Well, only two navies operate in that in that part of the waterway close to the Strait of Hormuz - those of of the United States and of the Islamic Republic of Iran. Wouldn't it be logical to assume that the intimidating boats operate from the Iranian coast and seek shelter there after each provocative maneuver?
The fighting in Gaza is also shrouded by mystery. It's clear that the Hamas government led by Ismail Haniyah didn't want it. But it's equally clear that Hamas' "Supreme Guide" Khalid Mishaal, who lives in Damascus and listens to Tehran, believes that a big showdown is coming between the U.S.-led "Infidel" forces and the Iranian-led "forces of Islamic revolution," and that his movement must put itself on the right side. As for Islamic Jihad, everyone knows that it was created with Iranian money in the mid-1980s and has always been Tehran's principal Palestinian client.
All this, of course, may sound like circumstantial evidence. But a careful reading of recent statements made by the Khomeinist leadership in Tehran would show that the Islamic Republic and its regional allies, including Syria, Hezbollah, Hamas, Hizb Islami and a dozen lesser-known radical outfits, have decided to pass on a message. The message has three themes:
* Radical Islam in the region is not controlled solely by al Qaeda and its allied groups and that the Khomeinist movement and its clients remain as potent as ever.
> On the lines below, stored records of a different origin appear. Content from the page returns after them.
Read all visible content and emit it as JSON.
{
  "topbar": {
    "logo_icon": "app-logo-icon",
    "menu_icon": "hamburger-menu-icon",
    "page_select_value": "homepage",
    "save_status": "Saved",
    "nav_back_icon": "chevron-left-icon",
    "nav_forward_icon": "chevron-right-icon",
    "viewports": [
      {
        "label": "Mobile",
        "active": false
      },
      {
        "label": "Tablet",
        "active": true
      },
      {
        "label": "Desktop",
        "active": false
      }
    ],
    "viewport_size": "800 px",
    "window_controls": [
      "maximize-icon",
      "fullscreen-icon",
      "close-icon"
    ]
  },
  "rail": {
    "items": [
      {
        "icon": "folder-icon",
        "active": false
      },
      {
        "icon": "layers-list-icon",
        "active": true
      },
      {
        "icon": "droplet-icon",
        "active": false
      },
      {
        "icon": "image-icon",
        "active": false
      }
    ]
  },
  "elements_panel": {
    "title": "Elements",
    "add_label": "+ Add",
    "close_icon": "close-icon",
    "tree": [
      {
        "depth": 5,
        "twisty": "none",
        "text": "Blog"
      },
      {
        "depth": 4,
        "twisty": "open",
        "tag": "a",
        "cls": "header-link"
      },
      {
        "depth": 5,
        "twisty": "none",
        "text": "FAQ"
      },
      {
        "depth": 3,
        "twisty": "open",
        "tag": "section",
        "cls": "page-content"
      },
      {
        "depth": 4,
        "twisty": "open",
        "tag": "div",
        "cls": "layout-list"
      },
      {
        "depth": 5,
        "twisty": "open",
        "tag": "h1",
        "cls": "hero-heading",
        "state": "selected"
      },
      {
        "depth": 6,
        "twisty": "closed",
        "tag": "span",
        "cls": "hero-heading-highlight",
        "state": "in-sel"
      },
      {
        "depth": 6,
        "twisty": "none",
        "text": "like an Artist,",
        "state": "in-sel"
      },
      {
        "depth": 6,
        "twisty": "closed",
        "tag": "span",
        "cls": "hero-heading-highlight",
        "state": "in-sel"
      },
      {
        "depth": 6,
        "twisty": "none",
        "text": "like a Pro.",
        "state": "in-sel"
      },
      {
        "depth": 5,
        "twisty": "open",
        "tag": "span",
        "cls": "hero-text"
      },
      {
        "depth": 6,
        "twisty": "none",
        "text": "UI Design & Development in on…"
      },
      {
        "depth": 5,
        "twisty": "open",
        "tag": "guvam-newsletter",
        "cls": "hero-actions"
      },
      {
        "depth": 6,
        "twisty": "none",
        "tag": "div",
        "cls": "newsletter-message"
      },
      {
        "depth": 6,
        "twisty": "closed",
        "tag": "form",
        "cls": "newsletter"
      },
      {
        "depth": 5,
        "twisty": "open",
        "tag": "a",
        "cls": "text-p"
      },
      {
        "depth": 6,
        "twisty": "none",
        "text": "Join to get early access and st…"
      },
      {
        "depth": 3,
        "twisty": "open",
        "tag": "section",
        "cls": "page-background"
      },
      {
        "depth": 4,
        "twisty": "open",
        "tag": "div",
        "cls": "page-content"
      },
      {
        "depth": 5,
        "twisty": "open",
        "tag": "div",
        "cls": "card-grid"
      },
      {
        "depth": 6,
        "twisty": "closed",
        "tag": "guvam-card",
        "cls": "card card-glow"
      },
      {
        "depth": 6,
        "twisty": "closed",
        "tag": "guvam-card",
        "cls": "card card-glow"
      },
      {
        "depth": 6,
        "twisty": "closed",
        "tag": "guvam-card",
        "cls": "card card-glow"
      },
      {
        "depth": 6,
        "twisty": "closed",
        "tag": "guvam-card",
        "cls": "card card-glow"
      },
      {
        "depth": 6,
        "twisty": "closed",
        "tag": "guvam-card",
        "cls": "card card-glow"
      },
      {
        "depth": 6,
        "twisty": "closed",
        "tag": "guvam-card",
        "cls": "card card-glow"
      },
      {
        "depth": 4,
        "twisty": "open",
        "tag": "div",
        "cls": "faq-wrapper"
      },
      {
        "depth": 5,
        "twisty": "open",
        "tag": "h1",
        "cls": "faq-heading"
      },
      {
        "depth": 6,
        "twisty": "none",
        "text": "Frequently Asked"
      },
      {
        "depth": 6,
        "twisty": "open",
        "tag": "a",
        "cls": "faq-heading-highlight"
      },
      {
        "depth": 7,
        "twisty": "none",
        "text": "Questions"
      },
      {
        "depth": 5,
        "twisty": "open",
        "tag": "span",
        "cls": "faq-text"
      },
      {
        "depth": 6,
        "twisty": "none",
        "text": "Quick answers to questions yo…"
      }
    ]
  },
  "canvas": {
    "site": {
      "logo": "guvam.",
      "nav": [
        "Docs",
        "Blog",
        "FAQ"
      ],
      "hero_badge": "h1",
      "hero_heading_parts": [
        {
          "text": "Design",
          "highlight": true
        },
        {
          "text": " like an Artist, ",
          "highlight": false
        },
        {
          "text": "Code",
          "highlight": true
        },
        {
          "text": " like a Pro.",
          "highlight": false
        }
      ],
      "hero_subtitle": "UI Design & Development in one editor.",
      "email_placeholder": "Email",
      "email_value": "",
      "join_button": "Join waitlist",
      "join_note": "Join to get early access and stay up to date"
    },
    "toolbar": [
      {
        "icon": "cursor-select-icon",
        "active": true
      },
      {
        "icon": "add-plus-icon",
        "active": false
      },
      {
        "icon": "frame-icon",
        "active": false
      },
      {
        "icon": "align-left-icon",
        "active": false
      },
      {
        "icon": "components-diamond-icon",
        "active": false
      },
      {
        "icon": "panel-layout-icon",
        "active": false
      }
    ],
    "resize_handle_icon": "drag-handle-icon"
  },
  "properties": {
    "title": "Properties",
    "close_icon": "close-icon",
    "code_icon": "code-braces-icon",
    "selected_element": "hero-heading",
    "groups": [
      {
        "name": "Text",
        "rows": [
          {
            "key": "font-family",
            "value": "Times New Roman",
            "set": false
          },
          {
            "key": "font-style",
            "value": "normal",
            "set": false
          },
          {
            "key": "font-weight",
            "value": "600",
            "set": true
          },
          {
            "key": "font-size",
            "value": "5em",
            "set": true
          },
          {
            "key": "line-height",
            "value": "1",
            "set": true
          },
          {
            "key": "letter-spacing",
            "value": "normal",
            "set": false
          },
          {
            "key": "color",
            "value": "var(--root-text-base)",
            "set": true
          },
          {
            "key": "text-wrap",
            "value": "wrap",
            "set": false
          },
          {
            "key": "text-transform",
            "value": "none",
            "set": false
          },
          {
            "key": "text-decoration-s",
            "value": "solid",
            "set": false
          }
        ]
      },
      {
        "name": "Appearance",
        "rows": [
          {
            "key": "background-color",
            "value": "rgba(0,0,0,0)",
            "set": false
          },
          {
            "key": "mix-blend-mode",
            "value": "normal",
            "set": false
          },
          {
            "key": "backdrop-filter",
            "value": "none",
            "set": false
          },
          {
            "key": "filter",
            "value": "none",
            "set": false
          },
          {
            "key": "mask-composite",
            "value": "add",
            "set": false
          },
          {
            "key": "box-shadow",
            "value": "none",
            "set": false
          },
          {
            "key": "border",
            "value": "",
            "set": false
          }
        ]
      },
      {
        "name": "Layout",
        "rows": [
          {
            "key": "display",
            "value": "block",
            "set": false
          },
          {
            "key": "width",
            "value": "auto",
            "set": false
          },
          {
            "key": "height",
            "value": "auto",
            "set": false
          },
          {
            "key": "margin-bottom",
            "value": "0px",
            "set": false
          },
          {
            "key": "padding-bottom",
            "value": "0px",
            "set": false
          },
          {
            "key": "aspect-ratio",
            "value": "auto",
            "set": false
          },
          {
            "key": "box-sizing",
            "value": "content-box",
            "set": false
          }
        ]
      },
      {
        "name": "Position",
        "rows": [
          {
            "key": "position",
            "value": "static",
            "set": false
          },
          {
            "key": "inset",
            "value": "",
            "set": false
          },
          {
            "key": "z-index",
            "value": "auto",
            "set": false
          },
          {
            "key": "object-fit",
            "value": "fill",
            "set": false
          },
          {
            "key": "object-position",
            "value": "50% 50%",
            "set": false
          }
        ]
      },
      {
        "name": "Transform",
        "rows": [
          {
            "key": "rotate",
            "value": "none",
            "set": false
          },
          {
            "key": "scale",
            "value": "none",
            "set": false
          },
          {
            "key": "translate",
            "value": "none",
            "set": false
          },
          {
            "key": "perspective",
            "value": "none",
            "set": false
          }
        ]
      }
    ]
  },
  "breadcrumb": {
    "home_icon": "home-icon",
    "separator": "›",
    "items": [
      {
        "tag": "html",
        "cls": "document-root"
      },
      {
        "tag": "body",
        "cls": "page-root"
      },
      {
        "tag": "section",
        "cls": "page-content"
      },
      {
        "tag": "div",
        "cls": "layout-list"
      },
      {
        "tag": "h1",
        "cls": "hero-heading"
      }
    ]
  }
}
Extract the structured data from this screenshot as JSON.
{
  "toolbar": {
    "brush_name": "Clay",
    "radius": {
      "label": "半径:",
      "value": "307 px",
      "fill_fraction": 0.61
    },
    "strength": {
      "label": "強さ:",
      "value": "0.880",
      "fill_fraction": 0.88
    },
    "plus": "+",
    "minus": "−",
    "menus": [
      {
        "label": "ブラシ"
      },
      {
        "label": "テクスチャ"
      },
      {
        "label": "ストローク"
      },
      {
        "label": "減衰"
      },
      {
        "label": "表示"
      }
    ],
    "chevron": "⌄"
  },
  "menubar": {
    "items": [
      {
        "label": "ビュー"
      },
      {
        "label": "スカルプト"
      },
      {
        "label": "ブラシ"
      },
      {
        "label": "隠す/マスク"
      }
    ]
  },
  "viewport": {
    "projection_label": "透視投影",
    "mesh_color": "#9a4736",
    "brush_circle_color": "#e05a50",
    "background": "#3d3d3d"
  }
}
* The U.S.-led efforts to build a regional alliance against Tehran will provoke Khomeinist counter-attacks across the Middle East.
* Tehran regards the forthcoming negotiations with Washington as the diplomatic side of its broader campaign to destroy the Bush Doctrine and drive the United States out of the Middle East.
Strategists in Tehran appear convinced that an American retreat will take place within the next two years at most. They are also determined not to allow the United States to shape a regional alliance capable of protecting a new balance of power.
This will create a vacuum in much of the region - notably Afghanistan, Iraq, the Persian Gulf, Lebanon and the Palestinian territories. Tehran cannot allow rival radical groups, especially al Qaeda and the Taliban, to fill that vacuum. It is, therefore, trying to place its allies and clients in strategic positions from which to claim power in Kabul, Baghdad and Beirut, among other places.
Early signs show that a long, hot summer of conflict, perhaps even full-scale war, is ahead of us in the Middle East. The perception that the United States is divided and weak has encouraged the most radical elements throughout the region, including Tehran and Damascus.
With what was left of the so-called realists and pragmatists on the defensive everywhere, the radical agenda is unchallenged. As Ali Khamenei, the "Supreme Guide" of the Khomeinist movement, said last week, Tehran can deploy suicide-martyrdom groups, a weapon "many times stronger than the atomic bombs used in Hiroshima."
Iranian-born journalist Amir Taheri is based in Europe.